Measurement of Glacial Meltwater Outflow through Water Analysis for Geohazard Recognition


Predicting the onset of jökulhlaups is difficult due to a lack of understanding of the signals of glacial meltwater stagnation and conditions that may lead to outburst flooding. Understanding the causes for glacial meltwater storage, and measuring the flow of jökulhlaups would provide researchers important information for determining conditions that may lead to events. Studying the englacial and subglacial channeling systems in various geological settings may afford useful information for areas currently experiencing jökulhlaups, potentially offering information useful for predicting the magnitude and relative time of future events. Measuring glacial meltwater output during periods of normal activity and event-causing activity would be useful for further understanding the mechanisms that cause jökulhlaups.

Three pictures. One showing a coursing river next to an eroded roadway. Another showing high levels of water inundating the bottem levels of buildings. The last picture shows a rocky glacier and rushing river coming from it.
Figure 1. Historic Photos of the Nisqually’s 1955 jökulhlaup. From left to right: Damage on the park’s main roadway at Mile Marker 6; Longmire flooding; photo from an occurring outburst flood in 1939.
Photos attained from Archives in Longmire Library, Mount Rainier National Park.


The Nisqually Glacier in Mount Rainier National Park has a lengthy history of jökulhlaups, many of which occurred in the mid to late 1900’s (Figure 1). The goal of this project was to do a complete survey of water chemistry associated with glacial meltwater to find predictors of flow and thus potential signals of water retention. A geochemical analysis of the Nisqually Glacier was conducted by collecting snow, ice, water, and debris samples along the glacier. Surface ice, deep crevasse ice, Nisqually River water, surface stream water, water from a flooded crevasse, and surface debris were amongst these samples. Items from the summit (hoarfrost, fumarole residue, and ice cave snow) were also collected and analyzed as a geochemical baseline for Mount Rainier. Ice, snow, and water samples from the Emmons glacier were collected as a control variable against the Nisqually. Snow samples were also collected from the Paradise Glacier to compare with the Nisqually. All samples were collected following NPS sampling protocol. Sampling sites were strategically chosen to observe how the measured chemical signals diluted downstream from the Nisqually terminus by non-glacially fed tributaries. Herein, a signal is defined as a solute that directly emanates from the glacier and could be used to monitor glacial output. A non-signal is a solute dissolved in water that is common in all locations on the mountain, or ubiquitous. Water samples collected near the terminus contain
non-diluted signals, as there are no tributaries feeding into the river between the sampling location and the terminus. Three major snowpack tributaries were sampled downstream to determine which signals were representatives, or non-representatives, of snowpack melt when observing the dilution of glacier signals along the Nisqually River.
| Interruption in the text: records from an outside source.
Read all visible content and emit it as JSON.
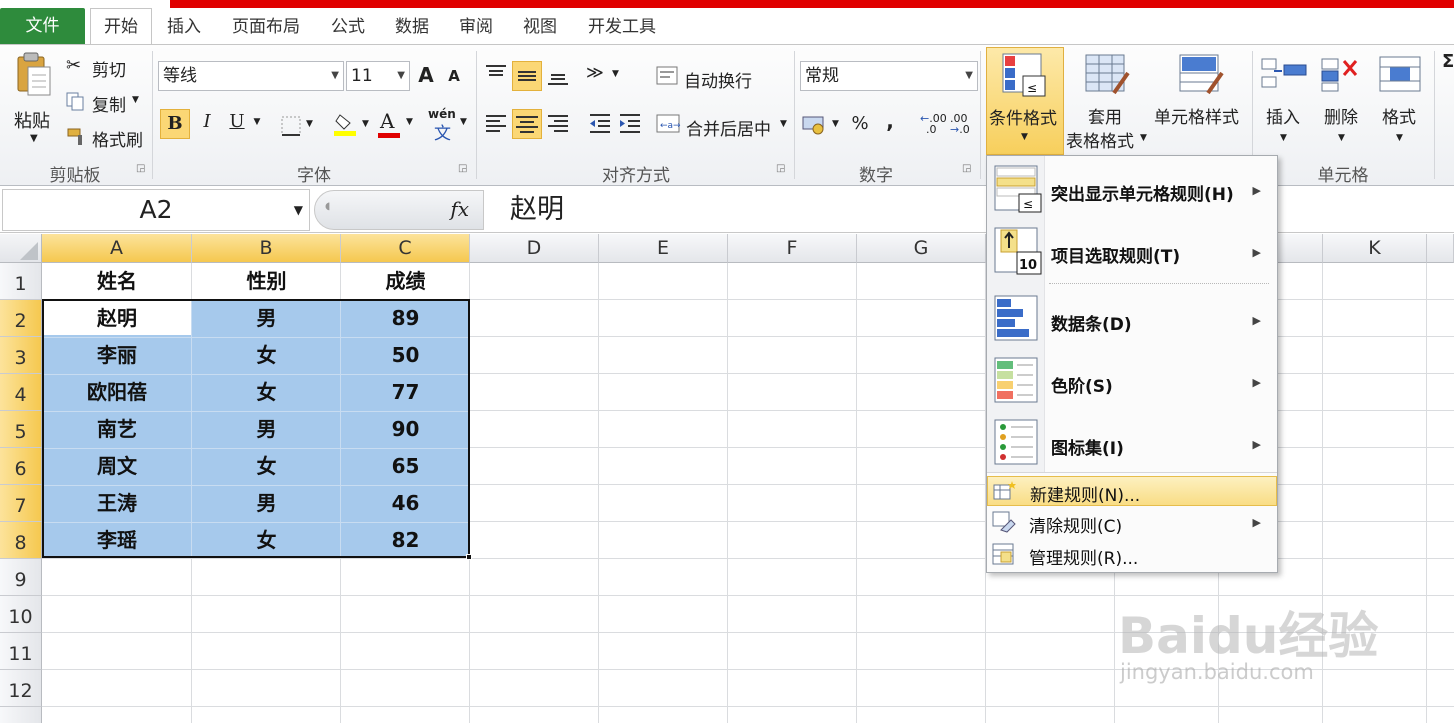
{
  "tabs": [
    {
      "label": "文件"
    },
    {
      "label": "开始"
    },
    {
      "label": "插入"
    },
    {
      "label": "页面布局"
    },
    {
      "label": "公式"
    },
    {
      "label": "数据"
    },
    {
      "label": "审阅"
    },
    {
      "label": "视图"
    },
    {
      "label": "开发工具"
    }
  ],
  "clipboard": {
    "paste": "粘贴",
    "cut": "剪切",
    "copy": "复制",
    "format_painter": "格式刷",
    "title": "剪贴板"
  },
  "font": {
    "name": "等线",
    "size": "11",
    "grow": "A",
    "shrink": "A",
    "bold": "B",
    "italic": "I",
    "underline": "U",
    "font_color": "A",
    "phonetic": "wén",
    "phonetic_sub": "文",
    "title": "字体"
  },
  "alignment": {
    "wrap_text": "自动换行",
    "merge_center": "合并后居中",
    "title": "对齐方式"
  },
  "number": {
    "format": "常规",
    "percent": "%",
    "comma": ",",
    "inc_decimal": ".00",
    "dec_decimal": ".00",
    "title": "数字"
  },
  "styles": {
    "conditional_format": "条件格式",
    "table_format_1": "套用",
    "table_format_2": "表格格式",
    "cell_styles": "单元格样式"
  },
  "cells_group": {
    "insert": "插入",
    "delete": "删除",
    "format": "格式",
    "title": "单元格"
  },
  "formula_bar": {
    "name_box": "A2",
    "fx": "fx",
    "content": "赵明"
  },
  "columns": [
    "A",
    "B",
    "C",
    "D",
    "E",
    "F",
    "G",
    "K"
  ],
  "rows": [
    "1",
    "2",
    "3",
    "4",
    "5",
    "6",
    "7",
    "8",
    "9",
    "10",
    "11",
    "12"
  ],
  "sheet": [
    [
      "姓名",
      "性别",
      "成绩"
    ],
    [
      "赵明",
      "男",
      "89"
    ],
    [
      "李丽",
      "女",
      "50"
    ],
    [
      "欧阳蓓",
      "女",
      "77"
    ],
    [
      "南艺",
      "男",
      "90"
    ],
    [
      "周文",
      "女",
      "65"
    ],
    [
      "王涛",
      "男",
      "46"
    ],
    [
      "李瑶",
      "女",
      "82"
    ]
  ],
  "menu": {
    "highlight_rules": "突出显示单元格规则(H)",
    "top_rules": "项目选取规则(T)",
    "data_bars": "数据条(D)",
    "color_scales": "色阶(S)",
    "icon_sets": "图标集(I)",
    "new_rule": "新建规则(N)...",
    "clear_rules": "清除规则(C)",
    "manage_rules": "管理规则(R)..."
  },
  "watermark": {
    "text": "Baidu经验",
    "url": "jingyan.baidu.com"
  }
}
There are detectable chemical differences between glacial meltwater and mountain snowpack inlet streams that can be used to monitor glacial outflow. It is hypothesized that iron concentration, turbidity, temperature and pH levels may be used to monitor hydrology of the Nisqually Glacier. A series of field tests (Fe, NO3, hardness, pH/conductivity/ORP/temperature, turbidity) provided preliminary data to compare with further analytical testing in the lab, including inductively coupled plasma-atomic emission spectroscopy (ICP-AES), a bathophenanthroline colorimetric test, and total organic carbon measurements. Analysis showed dissolved iron concentration to be statistically higher in glacial meltwater than in snowpack inlets (t=9.26, p<0.001). Fe levels decreased downstream, presumably due to dilution from snowpack inlet streams. Turbidity followed an equivalent trend, decreasing as the zero-turbidity snowpack melt diluted the river at increasing distances from the glacial terminus. Temperature measurements followed suit by increasing in value along the Nisqually River, presumably due to contributions from warmer snowmelt inlet streams. pH levels were detected at similar values for each of the sampling sites, but according to previous research, a drastic change in pH would indicate a hydrogeological shift in the glacier. Thus, Fe, turbidity, temperature, and pH appear to be effective signals for monitoring glacial output that may be quickly and easily tested using field kits. Utilization of a real-time method to test for stagnation would afford researchers the opportunity to predict jökulhlaups.


Based on this work, it is also postulated that glacial meltwater may be an unappreciated source of nutrient Fe in river and ocean ecosystems. Future work recommended includes continued measurements of Fe concentration, temperature, pH, and turbidity along with river flow to understand how these signals fluctuate as river flow changes. Daily measurements should be taken as close to the terminus as practical (i.e. Nisqually Glacier Bridge) to avoid increased dilution of glacial outflow signals. Continued measurements are important for chemical characterization of the Nisqually’s glacial outflow. Correlating these results with ice velocity and/or ice elevation measurements would allot a geochemical profile of the Nisqually Glacier and River.